Work instructions: Copy each line of the records below that mentions the word "October".

Data records:
====
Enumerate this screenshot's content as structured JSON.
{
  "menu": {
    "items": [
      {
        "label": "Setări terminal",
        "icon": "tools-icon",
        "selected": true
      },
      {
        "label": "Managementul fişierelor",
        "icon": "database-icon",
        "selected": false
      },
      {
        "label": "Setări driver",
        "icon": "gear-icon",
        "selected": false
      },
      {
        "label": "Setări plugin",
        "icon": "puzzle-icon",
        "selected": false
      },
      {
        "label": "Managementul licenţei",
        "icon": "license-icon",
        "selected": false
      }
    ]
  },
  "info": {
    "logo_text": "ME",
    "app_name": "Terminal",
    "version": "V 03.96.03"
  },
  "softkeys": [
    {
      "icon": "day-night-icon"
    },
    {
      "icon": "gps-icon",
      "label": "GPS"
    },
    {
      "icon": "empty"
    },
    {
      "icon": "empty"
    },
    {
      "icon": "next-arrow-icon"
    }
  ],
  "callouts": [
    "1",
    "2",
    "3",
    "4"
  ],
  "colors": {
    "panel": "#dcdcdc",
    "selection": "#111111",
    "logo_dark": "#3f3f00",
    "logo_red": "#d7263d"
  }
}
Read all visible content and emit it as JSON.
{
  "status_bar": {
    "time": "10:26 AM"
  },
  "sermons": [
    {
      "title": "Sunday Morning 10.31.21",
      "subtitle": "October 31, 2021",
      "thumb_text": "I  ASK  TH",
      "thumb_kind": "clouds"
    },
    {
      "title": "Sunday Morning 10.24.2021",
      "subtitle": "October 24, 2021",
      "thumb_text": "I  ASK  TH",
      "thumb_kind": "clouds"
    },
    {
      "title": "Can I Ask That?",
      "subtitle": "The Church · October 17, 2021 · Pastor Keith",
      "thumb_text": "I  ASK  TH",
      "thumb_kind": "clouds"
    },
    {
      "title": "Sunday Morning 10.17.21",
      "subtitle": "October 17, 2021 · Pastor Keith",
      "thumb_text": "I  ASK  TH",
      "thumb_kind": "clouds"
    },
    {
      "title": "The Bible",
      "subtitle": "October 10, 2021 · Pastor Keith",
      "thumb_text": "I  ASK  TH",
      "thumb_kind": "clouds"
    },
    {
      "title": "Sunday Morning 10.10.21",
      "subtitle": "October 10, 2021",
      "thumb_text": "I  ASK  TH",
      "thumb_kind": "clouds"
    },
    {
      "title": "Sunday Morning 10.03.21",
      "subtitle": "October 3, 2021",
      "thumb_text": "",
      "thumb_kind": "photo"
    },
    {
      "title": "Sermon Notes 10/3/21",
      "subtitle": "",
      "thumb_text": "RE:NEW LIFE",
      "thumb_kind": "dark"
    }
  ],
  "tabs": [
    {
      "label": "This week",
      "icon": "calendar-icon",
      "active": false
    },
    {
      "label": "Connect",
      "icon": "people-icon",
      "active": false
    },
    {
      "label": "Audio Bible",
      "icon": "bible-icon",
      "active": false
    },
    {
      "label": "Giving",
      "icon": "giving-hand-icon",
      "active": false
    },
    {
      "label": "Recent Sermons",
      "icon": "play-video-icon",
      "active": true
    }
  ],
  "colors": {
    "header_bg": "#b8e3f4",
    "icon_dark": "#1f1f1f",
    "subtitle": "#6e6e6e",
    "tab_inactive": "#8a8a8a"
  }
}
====
Answer space:
      "subtitle": "October 31, 2021",
      "subtitle": "October 24, 2021",
      "subtitle": "The Church · October 17, 2021 · Pastor Keith",
      "subtitle": "October 17, 2021 · Pastor Keith",
      "subtitle": "October 10, 2021 · Pastor Keith",
      "subtitle": "October 10, 2021",
      "subtitle": "October 3, 2021",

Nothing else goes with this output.